      Gradually, her use of fabric to create a mood became more defined. In fact, the cloth can be seen as an almost organic element, perhaps prostheses used for support. In “My father’s slippers (the room)” from 2003, the flimsy thin fabric of the curtains flutters with wind as if something has flown out the window, as if her father’s spirit has escaped. By mentioning the slippers in the title of this work, she pinpointed them as an important element, but the crumpled bedclothes and the flapping curtains set the psychological stage and atmosphere of loss, turmoil, and mystery. Eventually, in “Hold on to” (2007) she physically merged with the thin curtain material. As she hangs on, dangles from the curtain rod, the photographic image of herself from behind suspended in space from her hands became a piece of curtain material, an art object. Thus, she returned to her explorations into the relationship between art object and its place of exhibition. At the same time, fragile and transparent, her image billows into the room to depict her own vulnerability. Dealing with her mother’s incurable illness and her own emotional loss, in “my mother’s bedroom” (2007), Ilgaz replaced her mother’s presence with meters and meters of tulle as a metaphor for her mother’s life. Like overwhelming sorrow, the cloth of the room’s curtain extended, multiplied, and filled the space. In the background, the print left on the wall after removing the bed, revealed only the flimsiest trace of her mother’s existence. In “Conversation/the kitchen” (2007), Ilgaz merged a photograph of drapery taken from a 19th century French painting onto an image of herself sharing a meal with her female French artist host. Unlike other pieces from the same year, she did not emphasize her emotions. In contrast, here, she transformed a scene from her daily life in France while participating in a residency program into a pseudo-classical painting. After returning to Turkey, Ilgaz exhibited this classically framed digital print in front of a piece of red velvet cloth. In this manner, she used cloth to emphasize both inside and outside the picture frame.

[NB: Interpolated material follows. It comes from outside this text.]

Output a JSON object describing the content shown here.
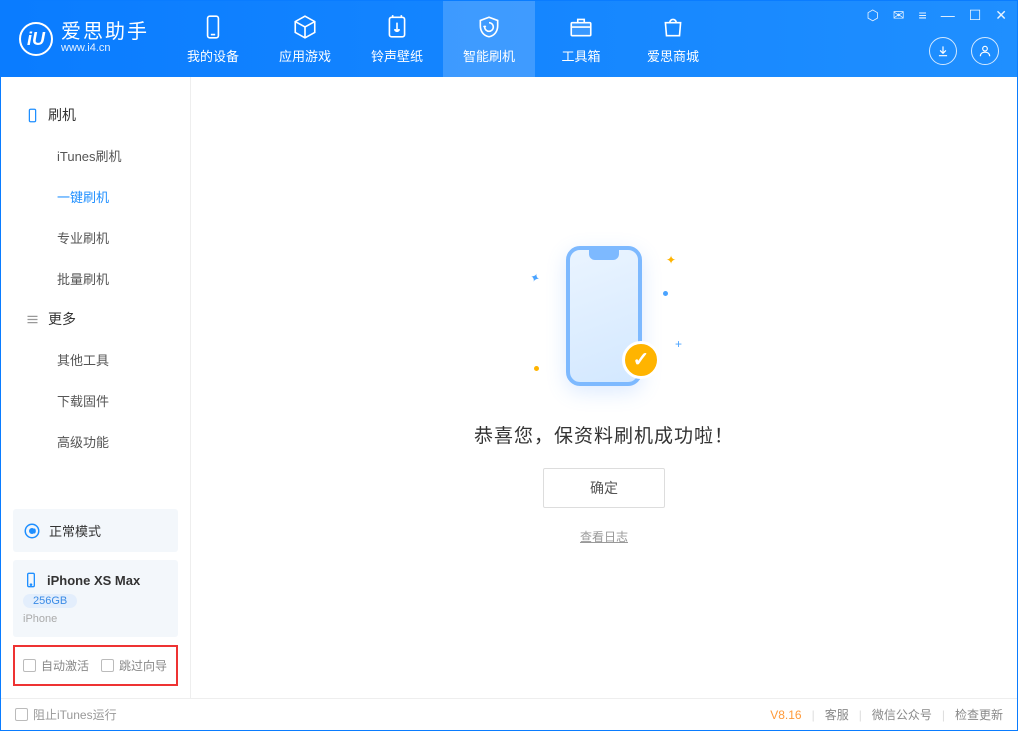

      In some of her most recent work for her 2009 solo exhibition, İlgaz has focused completely on the psychological atmosphere of digital photographs. She has manipulated color, emphasized the contrast of light and dark, and enlarged images to increase dramatic effects. Passageways, mysterious shapes underneath cloth, and semi-luminous cloudy sky link to create a surreal scene, a dream-like, almost nightmarish picture of loneliness. Abandoned spaces and destroyed rooms with only traces left from former inhabitants show stairways, windows, and passages to nowhere. Torn, aged cloth remnants from the past, ripple meaninglessly in an unreal wind. Different from these, in another work, she depicts a mother and daughter pulling a bed sheet to remove wrinkles in preparation for ironing. Since one uses ones entire weight to create a counter balance, this seemingly harmless domestic act, requires trust. If one of the pair lets go, the other will fall. If the fabric is not strong and rips, both people will fall.

      In her piece entitled, “Athena”, Gul links her fascination with drapery to her personal and art historical heritage. By incorporating her self-portrait into a photograph of Athena taken from the relief on a wall of the Pergamon temple now located in Berlin, Ilgaz depicted herself as a female warrior. With an introspective feeling written on her face, she radiates hope for a positive outcome to the universal battle of life. When looking at this specific piece and the others where she incorporated drapery into artwork, it seems that Ilgaz has added private emotions, lived experiences, ideas, and personal intuition from her own geography to the already existing poetry and complexity of past art.

      May 2009